DATA LISTING
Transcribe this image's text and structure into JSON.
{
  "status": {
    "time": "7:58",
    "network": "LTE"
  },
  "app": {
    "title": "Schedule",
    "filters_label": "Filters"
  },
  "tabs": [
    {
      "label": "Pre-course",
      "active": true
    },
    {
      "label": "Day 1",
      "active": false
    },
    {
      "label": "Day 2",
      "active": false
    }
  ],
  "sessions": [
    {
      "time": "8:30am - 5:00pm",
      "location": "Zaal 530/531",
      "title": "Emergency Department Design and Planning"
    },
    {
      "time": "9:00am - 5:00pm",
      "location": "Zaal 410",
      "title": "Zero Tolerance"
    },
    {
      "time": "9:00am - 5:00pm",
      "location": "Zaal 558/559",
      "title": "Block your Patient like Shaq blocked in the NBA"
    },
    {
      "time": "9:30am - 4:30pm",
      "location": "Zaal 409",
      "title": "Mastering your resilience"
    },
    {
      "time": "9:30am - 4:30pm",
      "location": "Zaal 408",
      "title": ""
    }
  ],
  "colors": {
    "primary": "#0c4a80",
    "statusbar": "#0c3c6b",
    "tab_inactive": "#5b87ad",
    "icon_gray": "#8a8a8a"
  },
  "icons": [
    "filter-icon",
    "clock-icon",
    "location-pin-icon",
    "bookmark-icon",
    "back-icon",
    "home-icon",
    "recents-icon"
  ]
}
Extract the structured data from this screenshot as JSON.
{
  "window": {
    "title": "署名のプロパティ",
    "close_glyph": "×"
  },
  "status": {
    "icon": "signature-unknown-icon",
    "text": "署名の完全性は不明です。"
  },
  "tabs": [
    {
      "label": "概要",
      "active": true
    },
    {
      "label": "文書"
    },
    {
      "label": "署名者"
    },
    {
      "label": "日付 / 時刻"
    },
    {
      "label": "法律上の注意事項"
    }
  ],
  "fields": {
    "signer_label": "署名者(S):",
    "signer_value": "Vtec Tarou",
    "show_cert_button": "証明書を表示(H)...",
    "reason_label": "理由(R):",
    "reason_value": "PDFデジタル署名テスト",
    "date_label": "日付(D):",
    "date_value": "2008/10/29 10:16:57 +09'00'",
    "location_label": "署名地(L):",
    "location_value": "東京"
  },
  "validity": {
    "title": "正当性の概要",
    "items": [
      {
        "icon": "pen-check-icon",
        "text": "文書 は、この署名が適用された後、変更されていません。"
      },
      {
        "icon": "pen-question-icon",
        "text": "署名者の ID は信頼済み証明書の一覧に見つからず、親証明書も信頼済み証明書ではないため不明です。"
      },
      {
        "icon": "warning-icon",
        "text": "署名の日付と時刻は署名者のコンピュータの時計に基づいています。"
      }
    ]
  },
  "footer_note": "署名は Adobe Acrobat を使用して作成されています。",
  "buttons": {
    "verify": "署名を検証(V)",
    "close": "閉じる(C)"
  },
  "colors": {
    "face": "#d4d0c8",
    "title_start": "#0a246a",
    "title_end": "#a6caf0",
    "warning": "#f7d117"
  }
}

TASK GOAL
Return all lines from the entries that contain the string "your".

WRITTEN ANSWER
      "title": "Block your Patient like Shaq blocked in the NBA"
      "title": "Mastering your resilience"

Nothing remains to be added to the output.